»»

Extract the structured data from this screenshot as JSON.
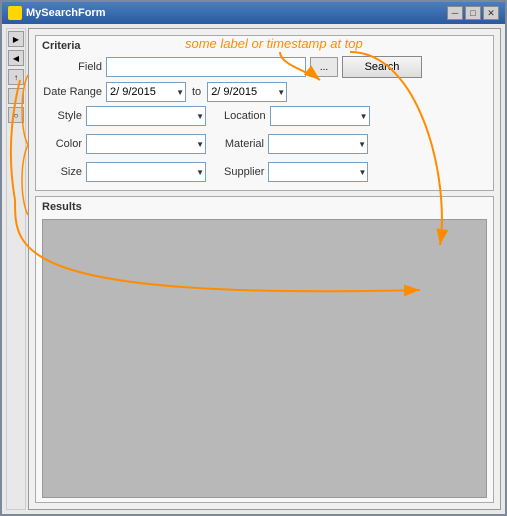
{
  "window": {
    "title": "MySearchForm",
    "title_icon": "form-icon",
    "buttons": {
      "minimize": "─",
      "maximize": "□",
      "close": "✕"
    }
  },
  "annotation": {
    "label": "some label or timestamp at top"
  },
  "criteria": {
    "section_label": "Criteria",
    "field_label": "Field",
    "field_placeholder": "",
    "browse_label": "...",
    "search_label": "Search",
    "date_range_label": "Date Range",
    "date_from": "2/ 9/2015",
    "date_to_connector": "to",
    "date_to": "2/ 9/2015",
    "style_label": "Style",
    "location_label": "Location",
    "color_label": "Color",
    "material_label": "Material",
    "size_label": "Size",
    "supplier_label": "Supplier"
  },
  "results": {
    "section_label": "Results"
  },
  "dropdowns": {
    "style_options": [
      ""
    ],
    "location_options": [
      ""
    ],
    "color_options": [
      ""
    ],
    "material_options": [
      ""
    ],
    "size_options": [
      ""
    ],
    "supplier_options": [
      ""
    ]
  }
}
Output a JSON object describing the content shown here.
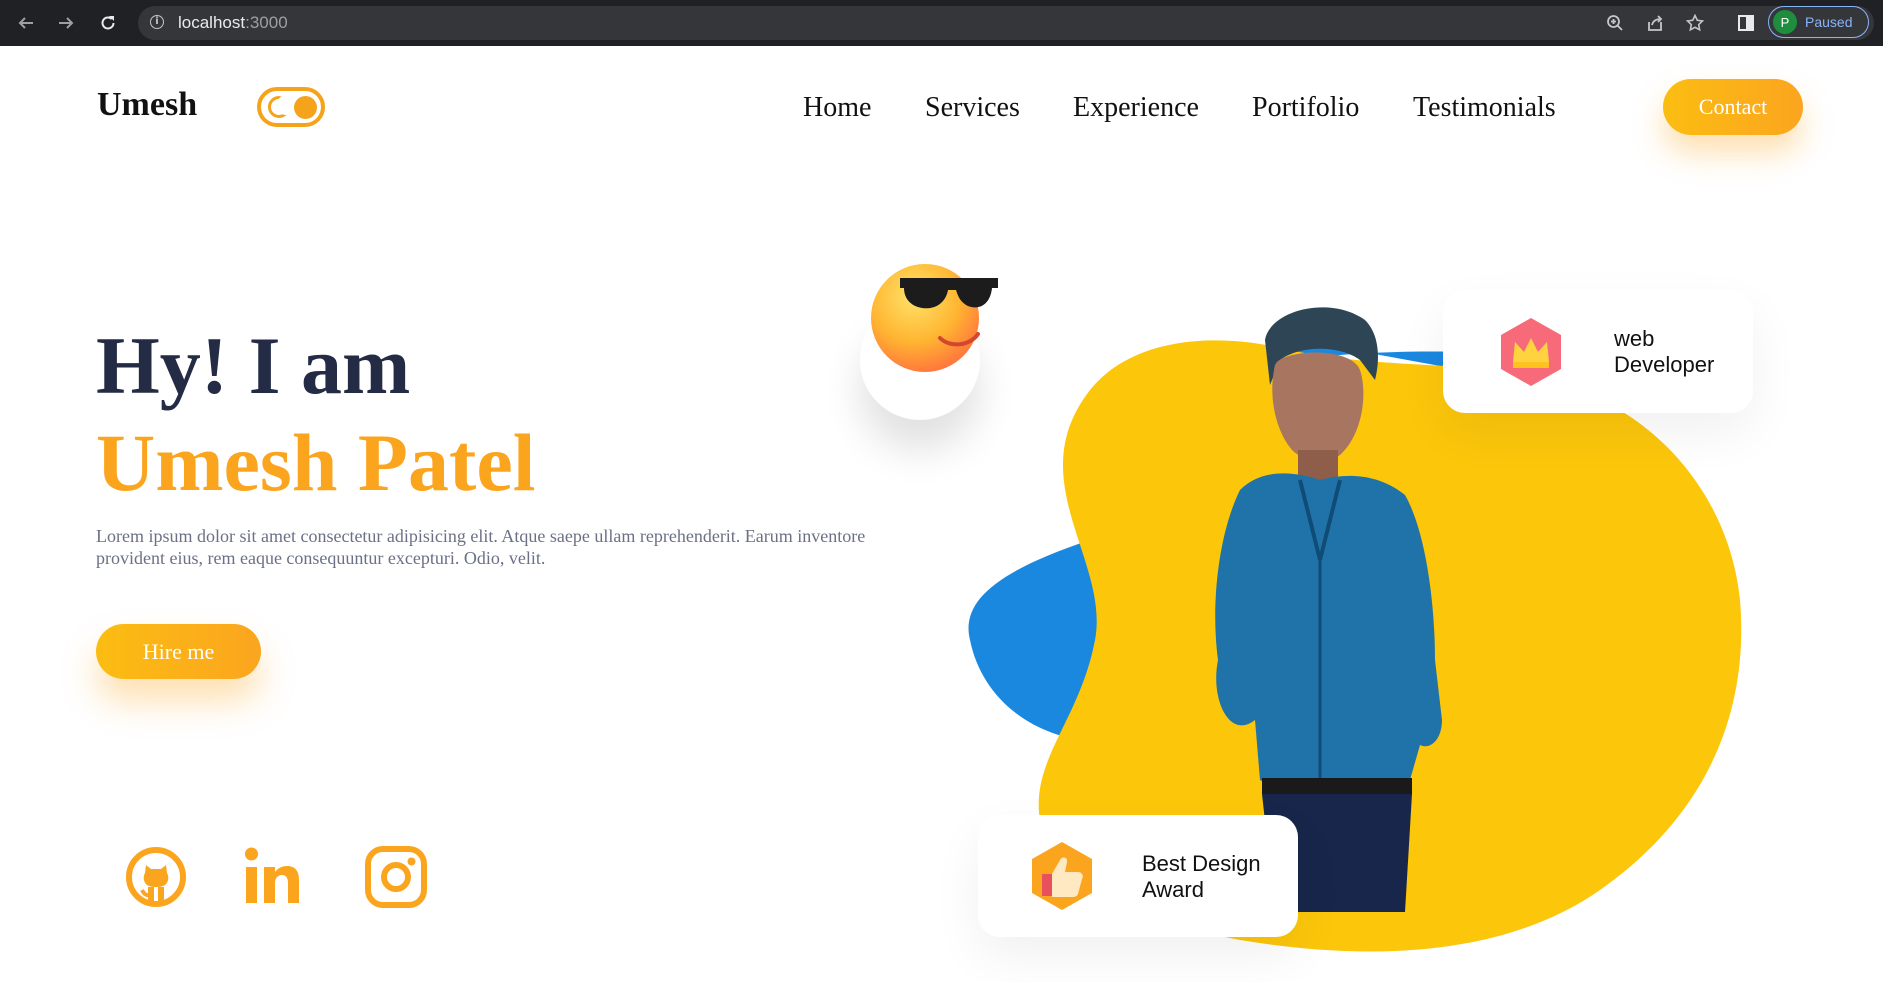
{
  "browser": {
    "url_host": "localhost",
    "url_port": ":3000",
    "profile_initial": "P",
    "profile_status": "Paused",
    "icons": [
      "back-arrow-icon",
      "forward-arrow-icon",
      "reload-icon",
      "info-icon",
      "zoom-icon",
      "share-icon",
      "star-icon",
      "side-panel-icon"
    ]
  },
  "header": {
    "logo": "Umesh",
    "nav": [
      "Home",
      "Services",
      "Experience",
      "Portifolio",
      "Testimonials"
    ],
    "contact_label": "Contact"
  },
  "hero": {
    "greeting": "Hy! I am",
    "name": "Umesh Patel",
    "description": "Lorem ipsum dolor sit amet consectetur adipisicing elit. Atque saepe ullam reprehenderit. Earum inventore provident eius, rem eaque consequuntur excepturi. Odio, velit.",
    "hire_label": "Hire me"
  },
  "social": [
    "github-icon",
    "linkedin-icon",
    "instagram-icon"
  ],
  "cards": {
    "web": {
      "line1": "web",
      "line2": "Developer",
      "icon": "crown-icon"
    },
    "award": {
      "line1": "Best Design",
      "line2": "Award",
      "icon": "thumbs-up-icon"
    }
  },
  "colors": {
    "accent": "#fba51f",
    "heading": "#232b45",
    "blob_yellow": "#fcc60b",
    "blob_blue": "#1b88e0"
  }
}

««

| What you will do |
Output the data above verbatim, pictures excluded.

| Reply |
Extract the structured data from this screenshot as JSON.
{
  "window": {
    "title": "MySearchForm",
    "title_icon": "form-icon",
    "buttons": {
      "minimize": "─",
      "maximize": "□",
      "close": "✕"
    }
  },
  "annotation": {
    "label": "some label or timestamp at top"
  },
  "criteria": {
    "section_label": "Criteria",
    "field_label": "Field",
    "field_placeholder": "",
    "browse_label": "...",
    "search_label": "Search",
    "date_range_label": "Date Range",
    "date_from": "2/ 9/2015",
    "date_to_connector": "to",
    "date_to": "2/ 9/2015",
    "style_label": "Style",
    "location_label": "Location",
    "color_label": "Color",
    "material_label": "Material",
    "size_label": "Size",
    "supplier_label": "Supplier"
  },
  "results": {
    "section_label": "Results"
  },
  "dropdowns": {
    "style_options": [
      ""
    ],
    "location_options": [
      ""
    ],
    "color_options": [
      ""
    ],
    "material_options": [
      ""
    ],
    "size_options": [
      ""
    ],
    "supplier_options": [
      ""
    ]
  }
}
Output a JSON object describing the content shown here.
{
  "browser": {
    "url_host": "localhost",
    "url_port": ":3000",
    "profile_initial": "P",
    "profile_status": "Paused",
    "icons": [
      "back-arrow-icon",
      "forward-arrow-icon",
      "reload-icon",
      "info-icon",
      "zoom-icon",
      "share-icon",
      "star-icon",
      "side-panel-icon"
    ]
  },
  "header": {
    "logo": "Umesh",
    "nav": [
      "Home",
      "Services",
      "Experience",
      "Portifolio",
      "Testimonials"
    ],
    "contact_label": "Contact"
  },
  "hero": {
    "greeting": "Hy! I am",
    "name": "Umesh Patel",
    "description": "Lorem ipsum dolor sit amet consectetur adipisicing elit. Atque saepe ullam reprehenderit. Earum inventore provident eius, rem eaque consequuntur excepturi. Odio, velit.",
    "hire_label": "Hire me"
  },
  "social": [
    "github-icon",
    "linkedin-icon",
    "instagram-icon"
  ],
  "cards": {
    "web": {
      "line1": "web",
      "line2": "Developer",
      "icon": "crown-icon"
    },
    "award": {
      "line1": "Best Design",
      "line2": "Award",
      "icon": "thumbs-up-icon"
    }
  },
  "colors": {
    "accent": "#fba51f",
    "heading": "#232b45",
    "blob_yellow": "#fcc60b",
    "blob_blue": "#1b88e0"
  }
}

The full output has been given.